Instructions to follow — Write the data below out again, with each line matching the original.

Component data from apps and pages:
::::

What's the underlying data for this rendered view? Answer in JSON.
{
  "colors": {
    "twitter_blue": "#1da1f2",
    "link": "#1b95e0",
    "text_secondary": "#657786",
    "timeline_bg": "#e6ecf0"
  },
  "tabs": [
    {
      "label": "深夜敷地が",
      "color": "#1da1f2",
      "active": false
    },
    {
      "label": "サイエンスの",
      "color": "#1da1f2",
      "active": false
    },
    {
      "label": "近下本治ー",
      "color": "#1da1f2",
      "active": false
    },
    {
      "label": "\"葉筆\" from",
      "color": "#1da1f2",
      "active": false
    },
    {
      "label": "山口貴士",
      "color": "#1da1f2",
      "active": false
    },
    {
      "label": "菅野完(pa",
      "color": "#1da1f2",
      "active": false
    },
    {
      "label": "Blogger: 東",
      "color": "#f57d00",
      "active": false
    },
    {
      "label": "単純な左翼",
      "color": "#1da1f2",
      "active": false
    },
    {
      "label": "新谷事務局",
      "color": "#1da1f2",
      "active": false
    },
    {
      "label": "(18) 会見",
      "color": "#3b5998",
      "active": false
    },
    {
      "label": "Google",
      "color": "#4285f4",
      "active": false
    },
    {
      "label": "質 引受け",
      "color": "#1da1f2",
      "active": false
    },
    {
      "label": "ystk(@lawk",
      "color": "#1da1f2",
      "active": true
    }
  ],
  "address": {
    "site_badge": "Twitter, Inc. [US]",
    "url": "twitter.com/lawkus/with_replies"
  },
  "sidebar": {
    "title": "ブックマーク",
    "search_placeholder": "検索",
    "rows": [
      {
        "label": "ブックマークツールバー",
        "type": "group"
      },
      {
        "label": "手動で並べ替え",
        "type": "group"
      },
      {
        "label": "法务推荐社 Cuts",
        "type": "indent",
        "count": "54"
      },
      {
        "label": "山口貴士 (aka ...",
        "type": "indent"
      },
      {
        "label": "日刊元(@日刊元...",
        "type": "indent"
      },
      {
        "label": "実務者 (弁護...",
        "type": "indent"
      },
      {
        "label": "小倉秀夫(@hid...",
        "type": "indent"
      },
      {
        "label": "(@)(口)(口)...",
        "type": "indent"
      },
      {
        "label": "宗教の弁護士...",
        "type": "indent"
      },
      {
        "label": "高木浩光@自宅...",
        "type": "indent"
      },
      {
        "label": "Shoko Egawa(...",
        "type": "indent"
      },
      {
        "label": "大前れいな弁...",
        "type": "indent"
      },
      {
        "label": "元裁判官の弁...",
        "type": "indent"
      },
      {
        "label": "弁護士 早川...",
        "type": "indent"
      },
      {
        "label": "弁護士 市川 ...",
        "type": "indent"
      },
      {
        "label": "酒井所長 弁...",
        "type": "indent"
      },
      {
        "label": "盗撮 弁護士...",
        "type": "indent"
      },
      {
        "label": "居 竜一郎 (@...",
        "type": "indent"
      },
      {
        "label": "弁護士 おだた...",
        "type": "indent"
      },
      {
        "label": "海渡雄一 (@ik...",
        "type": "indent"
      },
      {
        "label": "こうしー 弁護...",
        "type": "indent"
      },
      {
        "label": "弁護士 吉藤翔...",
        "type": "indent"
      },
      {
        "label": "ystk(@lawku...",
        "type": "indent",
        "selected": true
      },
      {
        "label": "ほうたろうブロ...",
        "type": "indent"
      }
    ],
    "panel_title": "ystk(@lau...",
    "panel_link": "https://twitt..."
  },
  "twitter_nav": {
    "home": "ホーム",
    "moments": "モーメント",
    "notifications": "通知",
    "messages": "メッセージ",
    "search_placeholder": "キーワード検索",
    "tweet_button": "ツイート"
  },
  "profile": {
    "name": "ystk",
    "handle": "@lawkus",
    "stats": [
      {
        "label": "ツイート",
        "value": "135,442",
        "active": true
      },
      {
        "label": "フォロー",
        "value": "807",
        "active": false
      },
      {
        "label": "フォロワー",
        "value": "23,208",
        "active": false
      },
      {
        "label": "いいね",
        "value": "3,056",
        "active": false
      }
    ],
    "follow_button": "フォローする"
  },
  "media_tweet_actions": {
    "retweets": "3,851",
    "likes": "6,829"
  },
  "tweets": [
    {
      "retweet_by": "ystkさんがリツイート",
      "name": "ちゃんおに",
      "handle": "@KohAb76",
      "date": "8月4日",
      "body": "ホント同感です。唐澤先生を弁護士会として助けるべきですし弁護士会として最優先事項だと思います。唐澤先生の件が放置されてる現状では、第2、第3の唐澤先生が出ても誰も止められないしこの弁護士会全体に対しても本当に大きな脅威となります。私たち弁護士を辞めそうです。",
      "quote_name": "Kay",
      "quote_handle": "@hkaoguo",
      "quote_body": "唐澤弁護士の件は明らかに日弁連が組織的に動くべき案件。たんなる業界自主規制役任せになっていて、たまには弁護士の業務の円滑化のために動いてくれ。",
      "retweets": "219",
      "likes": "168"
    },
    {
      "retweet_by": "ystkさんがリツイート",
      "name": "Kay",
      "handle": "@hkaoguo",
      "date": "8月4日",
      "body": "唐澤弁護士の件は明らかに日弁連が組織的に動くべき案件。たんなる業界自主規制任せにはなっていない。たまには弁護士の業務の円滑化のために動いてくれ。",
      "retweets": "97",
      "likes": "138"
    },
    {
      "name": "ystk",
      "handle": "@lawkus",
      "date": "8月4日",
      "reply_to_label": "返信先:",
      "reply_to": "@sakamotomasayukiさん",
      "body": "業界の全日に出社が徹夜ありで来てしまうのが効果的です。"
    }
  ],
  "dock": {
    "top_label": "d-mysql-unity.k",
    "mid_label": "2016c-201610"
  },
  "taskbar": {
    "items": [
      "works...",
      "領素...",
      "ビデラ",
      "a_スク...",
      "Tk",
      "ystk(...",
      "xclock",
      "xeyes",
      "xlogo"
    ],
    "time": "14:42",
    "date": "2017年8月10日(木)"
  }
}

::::

Response to the exercise —
What's the underlying data for this rendered view? Answer in JSON.
{
  "colors": {
    "twitter_blue": "#1da1f2",
    "link": "#1b95e0",
    "text_secondary": "#657786",
    "timeline_bg": "#e6ecf0"
  },
  "tabs": [
    {
      "label": "深夜敷地が",
      "color": "#1da1f2",
      "active": false
    },
    {
      "label": "サイエンスの",
      "color": "#1da1f2",
      "active": false
    },
    {
      "label": "近下本治ー",
      "color": "#1da1f2",
      "active": false
    },
    {
      "label": "\"葉筆\" from",
      "color": "#1da1f2",
      "active": false
    },
    {
      "label": "山口貴士",
      "color": "#1da1f2",
      "active": false
    },
    {
      "label": "菅野完(pa",
      "color": "#1da1f2",
      "active": false
    },
    {
      "label": "Blogger: 東",
      "color": "#f57d00",
      "active": false
    },
    {
      "label": "単純な左翼",
      "color": "#1da1f2",
      "active": false
    },
    {
      "label": "新谷事務局",
      "color": "#1da1f2",
      "active": false
    },
    {
      "label": "(18) 会見",
      "color": "#3b5998",
      "active": false
    },
    {
      "label": "Google",
      "color": "#4285f4",
      "active": false
    },
    {
      "label": "質 引受け",
      "color": "#1da1f2",
      "active": false
    },
    {
      "label": "ystk(@lawk",
      "color": "#1da1f2",
      "active": true
    }
  ],
  "address": {
    "site_badge": "Twitter, Inc. [US]",
    "url": "twitter.com/lawkus/with_replies"
  },
  "sidebar": {
    "title": "ブックマーク",
    "search_placeholder": "検索",
    "rows": [
      {
        "label": "ブックマークツールバー",
        "type": "group"
      },
      {
        "label": "手動で並べ替え",
        "type": "group"
      },
      {
        "label": "法务推荐社 Cuts",
        "type": "indent",
        "count": "54"
      },
      {
        "label": "山口貴士 (aka ...",
        "type": "indent"
      },
      {
        "label": "日刊元(@日刊元...",
        "type": "indent"
      },
      {
        "label": "実務者 (弁護...",
        "type": "indent"
      },
      {
        "label": "小倉秀夫(@hid...",
        "type": "indent"
      },
      {
        "label": "(@)(口)(口)...",
        "type": "indent"
      },
      {
        "label": "宗教の弁護士...",
        "type": "indent"
      },
      {
        "label": "高木浩光@自宅...",
        "type": "indent"
      },
      {
        "label": "Shoko Egawa(...",
        "type": "indent"
      },
      {
        "label": "大前れいな弁...",
        "type": "indent"
      },
      {
        "label": "元裁判官の弁...",
        "type": "indent"
      },
      {
        "label": "弁護士 早川...",
        "type": "indent"
      },
      {
        "label": "弁護士 市川 ...",
        "type": "indent"
      },
      {
        "label": "酒井所長 弁...",
        "type": "indent"
      },
      {
        "label": "盗撮 弁護士...",
        "type": "indent"
      },
      {
        "label": "居 竜一郎 (@...",
        "type": "indent"
      },
      {
        "label": "弁護士 おだた...",
        "type": "indent"
      },
      {
        "label": "海渡雄一 (@ik...",
        "type": "indent"
      },
      {
        "label": "こうしー 弁護...",
        "type": "indent"
      },
      {
        "label": "弁護士 吉藤翔...",
        "type": "indent"
      },
      {
        "label": "ystk(@lawku...",
        "type": "indent",
        "selected": true
      },
      {
        "label": "ほうたろうブロ...",
        "type": "indent"
      }
    ],
    "panel_title": "ystk(@lau...",
    "panel_link": "https://twitt..."
  },
  "twitter_nav": {
    "home": "ホーム",
    "moments": "モーメント",
    "notifications": "通知",
    "messages": "メッセージ",
    "search_placeholder": "キーワード検索",
    "tweet_button": "ツイート"
  },
  "profile": {
    "name": "ystk",
    "handle": "@lawkus",
    "stats": [
      {
        "label": "ツイート",
        "value": "135,442",
        "active": true
      },
      {
        "label": "フォロー",
        "value": "807",
        "active": false
      },
      {
        "label": "フォロワー",
        "value": "23,208",
        "active": false
      },
      {
        "label": "いいね",
        "value": "3,056",
        "active": false
      }
    ],
    "follow_button": "フォローする"
  },
  "media_tweet_actions": {
    "retweets": "3,851",
    "likes": "6,829"
  },
  "tweets": [
    {
      "retweet_by": "ystkさんがリツイート",
      "name": "ちゃんおに",
      "handle": "@KohAb76",
      "date": "8月4日",
      "body": "ホント同感です。唐澤先生を弁護士会として助けるべきですし弁護士会として最優先事項だと思います。唐澤先生の件が放置されてる現状では、第2、第3の唐澤先生が出ても誰も止められないしこの弁護士会全体に対しても本当に大きな脅威となります。私たち弁護士を辞めそうです。",
      "quote_name": "Kay",
      "quote_handle": "@hkaoguo",
      "quote_body": "唐澤弁護士の件は明らかに日弁連が組織的に動くべき案件。たんなる業界自主規制役任せになっていて、たまには弁護士の業務の円滑化のために動いてくれ。",
      "retweets": "219",
      "likes": "168"
    },
    {
      "retweet_by": "ystkさんがリツイート",
      "name": "Kay",
      "handle": "@hkaoguo",
      "date": "8月4日",
      "body": "唐澤弁護士の件は明らかに日弁連が組織的に動くべき案件。たんなる業界自主規制任せにはなっていない。たまには弁護士の業務の円滑化のために動いてくれ。",
      "retweets": "97",
      "likes": "138"
    },
    {
      "name": "ystk",
      "handle": "@lawkus",
      "date": "8月4日",
      "reply_to_label": "返信先:",
      "reply_to": "@sakamotomasayukiさん",
      "body": "業界の全日に出社が徹夜ありで来てしまうのが効果的です。"
    }
  ],
  "dock": {
    "top_label": "d-mysql-unity.k",
    "mid_label": "2016c-201610"
  },
  "taskbar": {
    "items": [
      "works...",
      "領素...",
      "ビデラ",
      "a_スク...",
      "Tk",
      "ystk(...",
      "xclock",
      "xeyes",
      "xlogo"
    ],
    "time": "14:42",
    "date": "2017年8月10日(木)"
  }
}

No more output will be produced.